Comments on: Much Less Than Half a Chance Part 3 A revolution in time. Thu, 11 Apr 2013 01:11:28 +0000 hourly 1 By: chronopause chronopause Wed, 04 Apr 2012 19:12:13 +0000 No, you shouldn’t do that, certainly not until the series of articles is complete. There is real risk of injury and death from pursuing scans in other than the proper way. THIS IS NOT THEORETICAL, it is a demonstrated fact in a wide range of other screening procedures, ranging from the humble PSA test, to more sophisticated imaging tests.

Imaging data can be lethal – I’ve seen a number of cases myself and seen many more discussed in professional medical forums. We do not yet know how to interpret the data we are seeing coming from healthy (or asymptomatic) people. There is a solution to this problem, but it requires foreknowledge and discipline. It will be discussed shortly.

Literally just a few days ago, and elderly cryonicist who was scanned to get his cardiac calcium score was found to have inflammation and some mucus plugging in some areas of one lung as an incidental finding. He is clinically well. A BAL procedure was suggested. I can tell you straight-up that if you do BALs on 100 patients in his age and medical condition, you will likely seriously injure or kill one or two of them. Nothing in his scan suggests any possible useful intervention that would not be just as possible or useful should he become symptomatic. He did not have the BAL and it has been several weeks and he remains well.

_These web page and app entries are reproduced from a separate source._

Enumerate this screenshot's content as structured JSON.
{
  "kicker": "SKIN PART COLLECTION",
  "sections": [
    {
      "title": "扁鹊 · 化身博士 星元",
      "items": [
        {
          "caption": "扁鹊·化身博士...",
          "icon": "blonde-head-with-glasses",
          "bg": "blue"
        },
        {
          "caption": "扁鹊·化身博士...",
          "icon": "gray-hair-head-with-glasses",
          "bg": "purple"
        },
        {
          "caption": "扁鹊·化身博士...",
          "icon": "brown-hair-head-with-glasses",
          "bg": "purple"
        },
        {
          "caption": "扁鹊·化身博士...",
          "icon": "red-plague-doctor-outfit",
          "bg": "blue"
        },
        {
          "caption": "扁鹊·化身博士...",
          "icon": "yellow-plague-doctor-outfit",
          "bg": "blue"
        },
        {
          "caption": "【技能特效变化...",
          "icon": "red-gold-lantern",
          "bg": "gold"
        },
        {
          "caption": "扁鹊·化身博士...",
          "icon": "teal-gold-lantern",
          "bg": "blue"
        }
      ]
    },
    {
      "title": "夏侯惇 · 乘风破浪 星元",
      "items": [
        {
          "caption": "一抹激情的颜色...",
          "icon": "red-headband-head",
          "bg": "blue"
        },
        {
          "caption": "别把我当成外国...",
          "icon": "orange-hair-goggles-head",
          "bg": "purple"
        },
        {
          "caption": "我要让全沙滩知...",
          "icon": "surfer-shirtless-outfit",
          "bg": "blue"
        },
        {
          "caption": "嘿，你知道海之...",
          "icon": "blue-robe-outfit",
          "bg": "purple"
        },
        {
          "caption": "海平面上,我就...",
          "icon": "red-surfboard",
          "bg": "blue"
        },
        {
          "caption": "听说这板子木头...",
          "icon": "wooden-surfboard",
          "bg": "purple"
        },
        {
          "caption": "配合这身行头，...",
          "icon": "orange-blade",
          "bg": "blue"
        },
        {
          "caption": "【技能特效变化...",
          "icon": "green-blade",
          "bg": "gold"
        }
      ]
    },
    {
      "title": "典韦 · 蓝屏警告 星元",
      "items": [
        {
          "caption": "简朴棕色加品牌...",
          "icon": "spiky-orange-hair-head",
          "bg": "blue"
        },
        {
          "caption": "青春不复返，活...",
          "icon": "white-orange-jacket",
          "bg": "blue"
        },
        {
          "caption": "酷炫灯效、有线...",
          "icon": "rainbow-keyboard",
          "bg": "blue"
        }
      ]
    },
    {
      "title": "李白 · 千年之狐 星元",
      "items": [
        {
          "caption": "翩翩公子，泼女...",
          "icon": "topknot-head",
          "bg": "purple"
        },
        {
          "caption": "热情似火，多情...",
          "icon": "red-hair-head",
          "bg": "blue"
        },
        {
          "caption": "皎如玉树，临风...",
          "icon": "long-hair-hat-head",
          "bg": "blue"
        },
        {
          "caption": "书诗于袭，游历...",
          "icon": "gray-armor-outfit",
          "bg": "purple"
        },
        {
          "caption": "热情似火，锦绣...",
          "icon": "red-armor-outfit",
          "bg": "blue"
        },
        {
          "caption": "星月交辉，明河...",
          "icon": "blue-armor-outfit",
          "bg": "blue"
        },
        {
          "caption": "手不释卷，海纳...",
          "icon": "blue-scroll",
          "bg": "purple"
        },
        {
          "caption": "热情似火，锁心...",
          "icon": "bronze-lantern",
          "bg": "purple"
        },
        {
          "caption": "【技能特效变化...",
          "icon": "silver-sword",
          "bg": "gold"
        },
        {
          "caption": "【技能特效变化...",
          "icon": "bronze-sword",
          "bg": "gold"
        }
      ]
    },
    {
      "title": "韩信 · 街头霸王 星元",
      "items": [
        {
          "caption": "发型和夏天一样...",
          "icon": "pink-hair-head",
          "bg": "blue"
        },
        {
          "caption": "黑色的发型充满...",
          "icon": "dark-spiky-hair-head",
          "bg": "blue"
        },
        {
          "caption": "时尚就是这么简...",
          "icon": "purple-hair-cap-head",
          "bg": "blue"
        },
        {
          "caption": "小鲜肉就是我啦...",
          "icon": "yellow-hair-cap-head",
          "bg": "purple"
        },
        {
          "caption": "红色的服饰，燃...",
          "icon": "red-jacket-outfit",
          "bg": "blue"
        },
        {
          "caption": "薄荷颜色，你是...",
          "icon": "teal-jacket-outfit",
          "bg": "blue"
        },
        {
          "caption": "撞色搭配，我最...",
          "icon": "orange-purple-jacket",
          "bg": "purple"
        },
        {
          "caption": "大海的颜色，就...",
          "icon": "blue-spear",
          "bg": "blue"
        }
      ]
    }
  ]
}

Ideally, (as I point out in a future segment) DSSing would be done in an institutional framework (one I was hoping to create, alas now postponed). In fact, arguably, it is the only way to do it. If I had know circumstances (for me) were to have changed so suddenly in the last 24 hours, I would have withheld this information and not run this series of articles at all. But, I’ve started, and it is unarguably more hazardous to stop than to proceed.

I’ve given consideration to running all of the remaining components at once. However, it has been my experience that this results in a) complaints about too much to read at once, b) people not reading and absorbing the material incrementally, as it was written to be read.

I’ll also give consideration to pulling the existing articles and possibly bundling the entire article into a PDF which will be available on-line. I’m not sure about this yet.

Finally, this idea is one which I’ve been considering and working on for several years. I spoke with a number of experts in medical imaging, in the ethics of screening interventions and attempted elicit help from a range of professionals in and out of the cryonics community (unsuccessfully). I did this because I’ve seen medical imaging maim and kill healthy people. I was also a first-hand witness to the “Holter monitor” fiasco of the 1970s, where hordes of patients were placed on antiarrhythmic drugs only to be injured or killed by them. I took over a year to (I hope) carefully weigh the risks vs. the benefits of DSSing.

Ultimately, there is no way to know until you do the experiment. Having said that, it is incumbent upon all involved to pursue this “experiment” in a responsible fashion, avoiding known pitfalls. And it IS an experiment. And there will be bite back. There always is. — Mike Darwin

By: Jordan Sparks Jordan Sparks Wed, 04 Apr 2012 18:17:06 +0000 Time to schedule my full body MRI.